§ **About this exercise**
Report each line of the records where "legend" occurs.

§ **Given records**
○ ○ ○

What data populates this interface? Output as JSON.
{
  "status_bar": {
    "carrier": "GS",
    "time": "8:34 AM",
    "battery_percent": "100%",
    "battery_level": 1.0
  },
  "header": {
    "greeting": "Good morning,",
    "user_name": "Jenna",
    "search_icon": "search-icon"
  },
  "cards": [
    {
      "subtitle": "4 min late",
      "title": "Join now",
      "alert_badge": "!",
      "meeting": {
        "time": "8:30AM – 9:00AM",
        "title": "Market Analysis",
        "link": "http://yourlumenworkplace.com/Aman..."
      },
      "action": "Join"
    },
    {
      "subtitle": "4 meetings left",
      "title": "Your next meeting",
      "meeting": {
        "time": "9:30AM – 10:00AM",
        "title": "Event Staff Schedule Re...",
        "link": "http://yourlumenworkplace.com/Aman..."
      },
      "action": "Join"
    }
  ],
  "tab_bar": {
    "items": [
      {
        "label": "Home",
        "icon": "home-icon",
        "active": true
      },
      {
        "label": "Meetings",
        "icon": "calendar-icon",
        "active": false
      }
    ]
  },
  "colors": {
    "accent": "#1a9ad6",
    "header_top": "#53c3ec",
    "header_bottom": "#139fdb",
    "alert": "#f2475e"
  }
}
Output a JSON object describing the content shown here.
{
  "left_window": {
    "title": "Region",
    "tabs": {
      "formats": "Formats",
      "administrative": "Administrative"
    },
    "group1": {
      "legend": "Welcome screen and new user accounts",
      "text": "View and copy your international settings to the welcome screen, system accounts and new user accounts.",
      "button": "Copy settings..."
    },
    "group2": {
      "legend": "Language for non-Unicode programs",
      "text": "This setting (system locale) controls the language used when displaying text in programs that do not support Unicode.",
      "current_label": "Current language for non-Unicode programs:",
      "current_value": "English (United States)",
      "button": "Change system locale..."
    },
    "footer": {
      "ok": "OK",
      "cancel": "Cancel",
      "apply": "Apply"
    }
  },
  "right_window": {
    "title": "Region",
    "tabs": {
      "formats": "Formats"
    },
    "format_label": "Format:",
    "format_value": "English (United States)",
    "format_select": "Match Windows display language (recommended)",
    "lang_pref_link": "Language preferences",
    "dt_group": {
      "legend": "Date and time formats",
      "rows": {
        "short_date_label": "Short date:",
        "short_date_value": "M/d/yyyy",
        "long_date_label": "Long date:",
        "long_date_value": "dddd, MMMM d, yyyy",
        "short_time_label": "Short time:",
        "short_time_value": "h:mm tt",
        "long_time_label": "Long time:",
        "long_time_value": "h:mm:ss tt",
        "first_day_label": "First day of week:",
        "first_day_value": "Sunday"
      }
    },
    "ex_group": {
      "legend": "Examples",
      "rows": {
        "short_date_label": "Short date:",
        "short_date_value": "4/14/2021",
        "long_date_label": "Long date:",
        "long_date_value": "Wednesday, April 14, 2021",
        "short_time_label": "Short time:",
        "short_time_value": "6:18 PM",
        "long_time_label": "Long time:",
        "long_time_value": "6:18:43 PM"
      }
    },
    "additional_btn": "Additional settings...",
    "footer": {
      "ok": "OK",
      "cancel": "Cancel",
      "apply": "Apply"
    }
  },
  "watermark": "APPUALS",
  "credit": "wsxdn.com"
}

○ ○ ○

§ **Answer box**
      "legend": "Welcome screen and new user accounts",
      "legend": "Language for non-Unicode programs",
      "legend": "Date and time formats",
      "legend": "Examples",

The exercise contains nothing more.